### Assignment
Under no circumstances alter the records; copy each one exactly.

### Dataset rows describing interfaces
====

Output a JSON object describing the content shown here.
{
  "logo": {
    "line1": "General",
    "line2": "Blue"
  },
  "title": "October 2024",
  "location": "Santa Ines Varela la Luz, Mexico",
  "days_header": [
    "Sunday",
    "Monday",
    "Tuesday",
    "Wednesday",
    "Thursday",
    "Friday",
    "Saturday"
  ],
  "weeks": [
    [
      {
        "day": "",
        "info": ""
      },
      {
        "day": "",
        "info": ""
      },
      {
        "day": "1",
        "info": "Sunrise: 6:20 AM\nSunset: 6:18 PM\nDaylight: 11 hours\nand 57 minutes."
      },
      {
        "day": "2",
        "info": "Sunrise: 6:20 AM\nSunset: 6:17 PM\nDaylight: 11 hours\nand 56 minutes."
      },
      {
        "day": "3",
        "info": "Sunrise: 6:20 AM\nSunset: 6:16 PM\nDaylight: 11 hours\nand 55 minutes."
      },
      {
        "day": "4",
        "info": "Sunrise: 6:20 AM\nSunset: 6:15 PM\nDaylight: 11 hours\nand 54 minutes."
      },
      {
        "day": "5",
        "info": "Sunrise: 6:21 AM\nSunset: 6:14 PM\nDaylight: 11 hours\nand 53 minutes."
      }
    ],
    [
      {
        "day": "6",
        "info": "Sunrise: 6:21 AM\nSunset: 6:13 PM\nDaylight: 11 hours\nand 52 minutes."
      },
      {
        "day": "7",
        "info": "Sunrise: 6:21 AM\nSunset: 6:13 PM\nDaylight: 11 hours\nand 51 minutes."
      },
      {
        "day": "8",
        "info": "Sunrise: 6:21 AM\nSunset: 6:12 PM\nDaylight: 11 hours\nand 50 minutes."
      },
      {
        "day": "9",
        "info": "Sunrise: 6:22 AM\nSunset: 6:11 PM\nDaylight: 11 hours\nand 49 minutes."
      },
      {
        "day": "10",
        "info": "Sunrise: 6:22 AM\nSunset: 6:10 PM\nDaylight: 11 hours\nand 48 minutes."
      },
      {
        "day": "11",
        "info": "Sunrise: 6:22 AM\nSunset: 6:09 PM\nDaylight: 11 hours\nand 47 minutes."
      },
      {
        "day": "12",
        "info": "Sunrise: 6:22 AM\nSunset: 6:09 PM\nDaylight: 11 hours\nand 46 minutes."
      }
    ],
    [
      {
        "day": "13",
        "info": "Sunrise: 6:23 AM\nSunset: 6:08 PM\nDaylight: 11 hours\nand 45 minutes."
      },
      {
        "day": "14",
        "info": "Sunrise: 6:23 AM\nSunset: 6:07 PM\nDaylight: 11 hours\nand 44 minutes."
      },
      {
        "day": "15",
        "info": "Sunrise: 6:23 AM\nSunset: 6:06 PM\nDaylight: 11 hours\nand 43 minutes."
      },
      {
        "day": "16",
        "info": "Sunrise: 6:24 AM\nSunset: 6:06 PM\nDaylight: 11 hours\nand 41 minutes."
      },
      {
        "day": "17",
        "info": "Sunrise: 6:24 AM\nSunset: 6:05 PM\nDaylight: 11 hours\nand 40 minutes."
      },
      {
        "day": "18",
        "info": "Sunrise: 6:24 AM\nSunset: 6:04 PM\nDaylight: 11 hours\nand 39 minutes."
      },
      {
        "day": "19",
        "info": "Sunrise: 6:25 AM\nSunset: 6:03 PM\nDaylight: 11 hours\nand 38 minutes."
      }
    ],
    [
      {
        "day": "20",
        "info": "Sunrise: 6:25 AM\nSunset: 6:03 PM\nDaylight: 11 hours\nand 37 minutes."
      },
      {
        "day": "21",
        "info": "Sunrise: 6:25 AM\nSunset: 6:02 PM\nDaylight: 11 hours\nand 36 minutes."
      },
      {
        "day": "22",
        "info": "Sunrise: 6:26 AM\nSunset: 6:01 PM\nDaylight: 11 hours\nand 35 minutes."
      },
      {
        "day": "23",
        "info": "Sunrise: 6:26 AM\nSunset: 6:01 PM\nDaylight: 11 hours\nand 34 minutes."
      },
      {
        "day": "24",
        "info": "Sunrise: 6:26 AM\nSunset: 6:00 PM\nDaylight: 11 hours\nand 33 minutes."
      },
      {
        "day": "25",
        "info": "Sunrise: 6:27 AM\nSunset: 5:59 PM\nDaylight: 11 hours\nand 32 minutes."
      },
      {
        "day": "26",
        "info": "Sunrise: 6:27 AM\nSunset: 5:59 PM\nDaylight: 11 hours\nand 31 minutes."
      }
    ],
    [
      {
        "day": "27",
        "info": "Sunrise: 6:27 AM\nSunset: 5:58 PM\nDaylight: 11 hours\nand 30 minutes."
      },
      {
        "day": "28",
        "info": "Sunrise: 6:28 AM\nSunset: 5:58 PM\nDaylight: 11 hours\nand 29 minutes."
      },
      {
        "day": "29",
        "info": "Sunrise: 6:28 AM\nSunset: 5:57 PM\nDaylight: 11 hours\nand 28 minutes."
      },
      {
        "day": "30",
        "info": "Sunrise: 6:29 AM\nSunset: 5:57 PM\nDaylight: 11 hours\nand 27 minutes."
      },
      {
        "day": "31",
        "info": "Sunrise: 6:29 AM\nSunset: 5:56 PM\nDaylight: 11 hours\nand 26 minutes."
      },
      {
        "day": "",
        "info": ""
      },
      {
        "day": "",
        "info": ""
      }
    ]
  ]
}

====

### Exercise solution
Output a JSON object describing the content shown here.
{
  "logo": {
    "line1": "General",
    "line2": "Blue"
  },
  "title": "October 2024",
  "location": "Santa Ines Varela la Luz, Mexico",
  "days_header": [
    "Sunday",
    "Monday",
    "Tuesday",
    "Wednesday",
    "Thursday",
    "Friday",
    "Saturday"
  ],
  "weeks": [
    [
      {
        "day": "",
        "info": ""
      },
      {
        "day": "",
        "info": ""
      },
      {
        "day": "1",
        "info": "Sunrise: 6:20 AM\nSunset: 6:18 PM\nDaylight: 11 hours\nand 57 minutes."
      },
      {
        "day": "2",
        "info": "Sunrise: 6:20 AM\nSunset: 6:17 PM\nDaylight: 11 hours\nand 56 minutes."
      },
      {
        "day": "3",
        "info": "Sunrise: 6:20 AM\nSunset: 6:16 PM\nDaylight: 11 hours\nand 55 minutes."
      },
      {
        "day": "4",
        "info": "Sunrise: 6:20 AM\nSunset: 6:15 PM\nDaylight: 11 hours\nand 54 minutes."
      },
      {
        "day": "5",
        "info": "Sunrise: 6:21 AM\nSunset: 6:14 PM\nDaylight: 11 hours\nand 53 minutes."
      }
    ],
    [
      {
        "day": "6",
        "info": "Sunrise: 6:21 AM\nSunset: 6:13 PM\nDaylight: 11 hours\nand 52 minutes."
      },
      {
        "day": "7",
        "info": "Sunrise: 6:21 AM\nSunset: 6:13 PM\nDaylight: 11 hours\nand 51 minutes."
      },
      {
        "day": "8",
        "info": "Sunrise: 6:21 AM\nSunset: 6:12 PM\nDaylight: 11 hours\nand 50 minutes."
      },
      {
        "day": "9",
        "info": "Sunrise: 6:22 AM\nSunset: 6:11 PM\nDaylight: 11 hours\nand 49 minutes."
      },
      {
        "day": "10",
        "info": "Sunrise: 6:22 AM\nSunset: 6:10 PM\nDaylight: 11 hours\nand 48 minutes."
      },
      {
        "day": "11",
        "info": "Sunrise: 6:22 AM\nSunset: 6:09 PM\nDaylight: 11 hours\nand 47 minutes."
      },
      {
        "day": "12",
        "info": "Sunrise: 6:22 AM\nSunset: 6:09 PM\nDaylight: 11 hours\nand 46 minutes."
      }
    ],
    [
      {
        "day": "13",
        "info": "Sunrise: 6:23 AM\nSunset: 6:08 PM\nDaylight: 11 hours\nand 45 minutes."
      },
      {
        "day": "14",
        "info": "Sunrise: 6:23 AM\nSunset: 6:07 PM\nDaylight: 11 hours\nand 44 minutes."
      },
      {
        "day": "15",
        "info": "Sunrise: 6:23 AM\nSunset: 6:06 PM\nDaylight: 11 hours\nand 43 minutes."
      },
      {
        "day": "16",
        "info": "Sunrise: 6:24 AM\nSunset: 6:06 PM\nDaylight: 11 hours\nand 41 minutes."
      },
      {
        "day": "17",
        "info": "Sunrise: 6:24 AM\nSunset: 6:05 PM\nDaylight: 11 hours\nand 40 minutes."
      },
      {
        "day": "18",
        "info": "Sunrise: 6:24 AM\nSunset: 6:04 PM\nDaylight: 11 hours\nand 39 minutes."
      },
      {
        "day": "19",
        "info": "Sunrise: 6:25 AM\nSunset: 6:03 PM\nDaylight: 11 hours\nand 38 minutes."
      }
    ],
    [
      {
        "day": "20",
        "info": "Sunrise: 6:25 AM\nSunset: 6:03 PM\nDaylight: 11 hours\nand 37 minutes."
      },
      {
        "day": "21",
        "info": "Sunrise: 6:25 AM\nSunset: 6:02 PM\nDaylight: 11 hours\nand 36 minutes."
      },
      {
        "day": "22",
        "info": "Sunrise: 6:26 AM\nSunset: 6:01 PM\nDaylight: 11 hours\nand 35 minutes."
      },
      {
        "day": "23",
        "info": "Sunrise: 6:26 AM\nSunset: 6:01 PM\nDaylight: 11 hours\nand 34 minutes."
      },
      {
        "day": "24",
        "info": "Sunrise: 6:26 AM\nSunset: 6:00 PM\nDaylight: 11 hours\nand 33 minutes."
      },
      {
        "day": "25",
        "info": "Sunrise: 6:27 AM\nSunset: 5:59 PM\nDaylight: 11 hours\nand 32 minutes."
      },
      {
        "day": "26",
        "info": "Sunrise: 6:27 AM\nSunset: 5:59 PM\nDaylight: 11 hours\nand 31 minutes."
      }
    ],
    [
      {
        "day": "27",
        "info": "Sunrise: 6:27 AM\nSunset: 5:58 PM\nDaylight: 11 hours\nand 30 minutes."
      },
      {
        "day": "28",
        "info": "Sunrise: 6:28 AM\nSunset: 5:58 PM\nDaylight: 11 hours\nand 29 minutes."
      },
      {
        "day": "29",
        "info": "Sunrise: 6:28 AM\nSunset: 5:57 PM\nDaylight: 11 hours\nand 28 minutes."
      },
      {
        "day": "30",
        "info": "Sunrise: 6:29 AM\nSunset: 5:57 PM\nDaylight: 11 hours\nand 27 minutes."
      },
      {
        "day": "31",
        "info": "Sunrise: 6:29 AM\nSunset: 5:56 PM\nDaylight: 11 hours\nand 26 minutes."
      },
      {
        "day": "",
        "info": ""
      },
      {
        "day": "",
        "info": ""
      }
    ]
  ]
}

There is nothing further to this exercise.